However, Jimmy Sikes, Spalding County prison warden, said he’s not requesting more prisoners. “We’re full up," Sikes said on Tuesday. "We’ve got 384, and I think only three extra beds.”

Clayton, which has operated a prison using convict labor since 1992, has an agreement with the state to receive a maximum of 226 prisoners. Capacity was expanded to 242 in 2008 when 16 twin bunks were installed in prison dormitories.

Since the Department of Corrections has to pay $20 a day per prisoner and its budget was decreased, it reduced the number of prisoners sent last year to some counties, including Gwinnett.
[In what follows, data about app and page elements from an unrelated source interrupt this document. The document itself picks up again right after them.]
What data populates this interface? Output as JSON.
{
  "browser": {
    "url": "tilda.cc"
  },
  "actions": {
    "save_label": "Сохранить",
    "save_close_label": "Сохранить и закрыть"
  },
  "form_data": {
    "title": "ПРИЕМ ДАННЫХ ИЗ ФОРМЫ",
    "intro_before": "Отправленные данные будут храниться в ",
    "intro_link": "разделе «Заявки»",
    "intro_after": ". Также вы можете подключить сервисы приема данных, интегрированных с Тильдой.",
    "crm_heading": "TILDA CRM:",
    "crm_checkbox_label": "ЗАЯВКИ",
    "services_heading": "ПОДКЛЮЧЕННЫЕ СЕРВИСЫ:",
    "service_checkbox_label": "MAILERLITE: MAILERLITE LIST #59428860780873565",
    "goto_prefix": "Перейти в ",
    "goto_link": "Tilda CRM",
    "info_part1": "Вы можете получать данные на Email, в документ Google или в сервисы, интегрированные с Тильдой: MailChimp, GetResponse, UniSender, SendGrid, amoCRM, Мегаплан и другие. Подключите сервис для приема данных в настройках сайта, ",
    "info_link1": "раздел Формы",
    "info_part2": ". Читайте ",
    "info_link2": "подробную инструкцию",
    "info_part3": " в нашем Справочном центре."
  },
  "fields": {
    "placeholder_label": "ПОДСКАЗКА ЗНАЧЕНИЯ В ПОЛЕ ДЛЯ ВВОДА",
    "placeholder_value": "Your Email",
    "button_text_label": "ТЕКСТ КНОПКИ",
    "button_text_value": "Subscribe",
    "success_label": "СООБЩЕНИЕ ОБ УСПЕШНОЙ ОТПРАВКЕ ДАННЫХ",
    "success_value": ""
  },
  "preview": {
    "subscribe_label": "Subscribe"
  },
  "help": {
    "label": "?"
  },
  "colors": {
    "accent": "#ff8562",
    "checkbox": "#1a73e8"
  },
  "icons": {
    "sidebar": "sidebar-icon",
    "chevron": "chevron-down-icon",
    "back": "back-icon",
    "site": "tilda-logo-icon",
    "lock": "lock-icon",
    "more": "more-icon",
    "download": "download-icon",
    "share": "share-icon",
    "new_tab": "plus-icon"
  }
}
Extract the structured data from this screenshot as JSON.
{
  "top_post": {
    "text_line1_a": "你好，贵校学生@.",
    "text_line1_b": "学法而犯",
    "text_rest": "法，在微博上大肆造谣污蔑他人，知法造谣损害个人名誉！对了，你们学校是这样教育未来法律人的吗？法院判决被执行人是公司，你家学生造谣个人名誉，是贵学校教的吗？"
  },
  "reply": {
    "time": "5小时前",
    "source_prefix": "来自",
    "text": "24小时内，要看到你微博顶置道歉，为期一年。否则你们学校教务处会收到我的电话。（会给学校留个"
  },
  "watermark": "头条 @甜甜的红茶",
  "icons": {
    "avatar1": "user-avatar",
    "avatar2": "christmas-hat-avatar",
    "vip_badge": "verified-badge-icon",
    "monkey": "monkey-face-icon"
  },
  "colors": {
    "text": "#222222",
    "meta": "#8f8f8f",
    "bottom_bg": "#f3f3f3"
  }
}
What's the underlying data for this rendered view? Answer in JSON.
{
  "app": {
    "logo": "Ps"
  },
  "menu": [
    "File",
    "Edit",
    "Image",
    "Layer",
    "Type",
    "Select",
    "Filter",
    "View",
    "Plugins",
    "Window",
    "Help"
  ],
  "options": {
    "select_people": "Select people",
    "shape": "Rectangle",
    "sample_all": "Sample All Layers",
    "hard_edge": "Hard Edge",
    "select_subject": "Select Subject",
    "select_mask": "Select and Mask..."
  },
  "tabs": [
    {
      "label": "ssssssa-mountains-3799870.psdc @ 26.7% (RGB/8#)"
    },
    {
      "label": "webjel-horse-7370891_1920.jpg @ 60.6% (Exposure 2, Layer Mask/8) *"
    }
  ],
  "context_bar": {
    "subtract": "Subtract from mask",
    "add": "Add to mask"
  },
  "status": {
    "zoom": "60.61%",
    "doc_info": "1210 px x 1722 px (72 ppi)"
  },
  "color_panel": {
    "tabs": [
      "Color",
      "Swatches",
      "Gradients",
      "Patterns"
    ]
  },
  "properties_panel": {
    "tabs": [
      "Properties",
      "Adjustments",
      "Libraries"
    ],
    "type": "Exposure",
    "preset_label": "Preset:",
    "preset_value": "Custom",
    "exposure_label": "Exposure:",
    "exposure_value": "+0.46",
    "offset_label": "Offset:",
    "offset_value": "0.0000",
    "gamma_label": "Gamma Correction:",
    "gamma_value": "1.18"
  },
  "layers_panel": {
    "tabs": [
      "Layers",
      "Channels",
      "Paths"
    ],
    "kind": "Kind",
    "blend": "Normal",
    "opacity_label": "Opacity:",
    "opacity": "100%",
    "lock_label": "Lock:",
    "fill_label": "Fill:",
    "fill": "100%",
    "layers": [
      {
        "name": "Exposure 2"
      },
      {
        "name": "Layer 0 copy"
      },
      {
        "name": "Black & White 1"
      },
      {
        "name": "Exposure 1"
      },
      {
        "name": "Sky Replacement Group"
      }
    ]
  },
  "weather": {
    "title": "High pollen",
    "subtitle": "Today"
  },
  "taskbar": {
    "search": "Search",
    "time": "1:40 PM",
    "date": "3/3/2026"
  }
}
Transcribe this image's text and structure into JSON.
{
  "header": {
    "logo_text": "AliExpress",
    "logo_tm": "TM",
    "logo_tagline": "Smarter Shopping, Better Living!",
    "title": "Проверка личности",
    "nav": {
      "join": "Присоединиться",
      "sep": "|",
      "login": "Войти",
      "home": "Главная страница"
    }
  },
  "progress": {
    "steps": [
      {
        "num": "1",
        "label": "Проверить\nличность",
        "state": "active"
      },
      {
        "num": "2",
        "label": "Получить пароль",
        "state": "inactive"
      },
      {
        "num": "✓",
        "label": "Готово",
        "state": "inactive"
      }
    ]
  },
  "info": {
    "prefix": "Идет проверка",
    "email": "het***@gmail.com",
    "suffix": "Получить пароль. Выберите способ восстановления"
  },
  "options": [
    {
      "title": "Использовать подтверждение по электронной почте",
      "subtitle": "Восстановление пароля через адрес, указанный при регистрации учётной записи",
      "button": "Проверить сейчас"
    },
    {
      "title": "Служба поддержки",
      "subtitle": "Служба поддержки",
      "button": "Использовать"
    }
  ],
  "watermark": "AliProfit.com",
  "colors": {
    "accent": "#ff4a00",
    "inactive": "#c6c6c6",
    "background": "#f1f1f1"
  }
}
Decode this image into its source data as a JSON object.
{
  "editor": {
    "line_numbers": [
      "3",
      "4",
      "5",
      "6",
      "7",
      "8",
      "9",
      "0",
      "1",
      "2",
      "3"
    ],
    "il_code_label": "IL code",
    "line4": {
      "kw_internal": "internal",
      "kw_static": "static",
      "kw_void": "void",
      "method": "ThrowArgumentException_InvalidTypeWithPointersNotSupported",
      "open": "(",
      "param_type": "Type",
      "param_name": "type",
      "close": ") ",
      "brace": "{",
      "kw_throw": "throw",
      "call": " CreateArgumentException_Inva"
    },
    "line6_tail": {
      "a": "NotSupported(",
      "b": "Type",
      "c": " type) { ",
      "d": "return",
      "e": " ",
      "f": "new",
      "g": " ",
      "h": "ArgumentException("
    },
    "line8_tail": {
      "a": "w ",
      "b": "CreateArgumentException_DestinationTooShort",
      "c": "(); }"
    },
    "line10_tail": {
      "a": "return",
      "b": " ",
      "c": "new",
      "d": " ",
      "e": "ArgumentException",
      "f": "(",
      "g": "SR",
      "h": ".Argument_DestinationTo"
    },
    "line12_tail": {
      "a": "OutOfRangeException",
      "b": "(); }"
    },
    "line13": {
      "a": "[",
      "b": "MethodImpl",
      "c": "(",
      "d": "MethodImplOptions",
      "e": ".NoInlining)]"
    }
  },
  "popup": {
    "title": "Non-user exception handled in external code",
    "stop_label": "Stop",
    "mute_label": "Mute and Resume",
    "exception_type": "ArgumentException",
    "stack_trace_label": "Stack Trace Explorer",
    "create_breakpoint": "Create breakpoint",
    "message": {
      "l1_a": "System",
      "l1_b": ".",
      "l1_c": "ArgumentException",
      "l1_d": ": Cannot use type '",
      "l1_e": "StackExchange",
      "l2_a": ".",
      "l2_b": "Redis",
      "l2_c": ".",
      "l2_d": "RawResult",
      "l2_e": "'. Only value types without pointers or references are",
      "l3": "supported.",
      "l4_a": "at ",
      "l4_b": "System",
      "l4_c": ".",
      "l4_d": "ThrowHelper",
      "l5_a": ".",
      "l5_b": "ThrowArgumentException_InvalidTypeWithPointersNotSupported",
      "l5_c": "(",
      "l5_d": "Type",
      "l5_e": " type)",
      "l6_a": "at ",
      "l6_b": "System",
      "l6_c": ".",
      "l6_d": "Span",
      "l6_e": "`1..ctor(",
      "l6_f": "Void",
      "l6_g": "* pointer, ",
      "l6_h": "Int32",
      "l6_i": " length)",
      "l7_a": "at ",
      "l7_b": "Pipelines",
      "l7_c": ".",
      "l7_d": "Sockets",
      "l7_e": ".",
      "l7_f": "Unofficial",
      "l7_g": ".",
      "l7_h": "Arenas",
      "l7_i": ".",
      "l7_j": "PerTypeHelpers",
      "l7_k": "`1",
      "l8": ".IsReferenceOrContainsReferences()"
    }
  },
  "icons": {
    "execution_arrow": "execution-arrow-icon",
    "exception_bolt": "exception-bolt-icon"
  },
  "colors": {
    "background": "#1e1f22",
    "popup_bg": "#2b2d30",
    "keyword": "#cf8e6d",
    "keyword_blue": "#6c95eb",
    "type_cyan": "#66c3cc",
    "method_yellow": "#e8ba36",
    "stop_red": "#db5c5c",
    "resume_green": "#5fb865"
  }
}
Two weeks ago, Clayton County Commission Eldrin Bell and Smith met with the DOC and the state agreed to send Clayton more prisoners.

“When we first asked, the DOC said they couldn’t afford to pay us the $20 a day,” Smith said. “I think they’ve worked that out.”

Clayton prison already sends about 180 prisoners per day out on work details, saving the county roughly $2.8 million a year – after housing and other costs are factored in – that it would otherwise spend on county payroll.

“It helps offset the costs of county government,” the warden said.

About a dozen inmates work for the Clayton County Water Authority, doing everything from grounds maintenance to equipment repair and maintenance, general manager Michael Thomas said.

The authority isn’t a county department, so it pays the county prison $30 a day for each inmate. Thomas said there are additional costs to supervise the inmates (none have escaped in the last five years said Smith), but it’s still worth it.

Each inmate costs half as much as a regular employee when such things as medical benefits are considered, Thomas estimated.

“Obviously, they’re a lot cheaper than hiring somebody,” Thomas said. “We’re always trying to squeeze a nickel. So it helps.”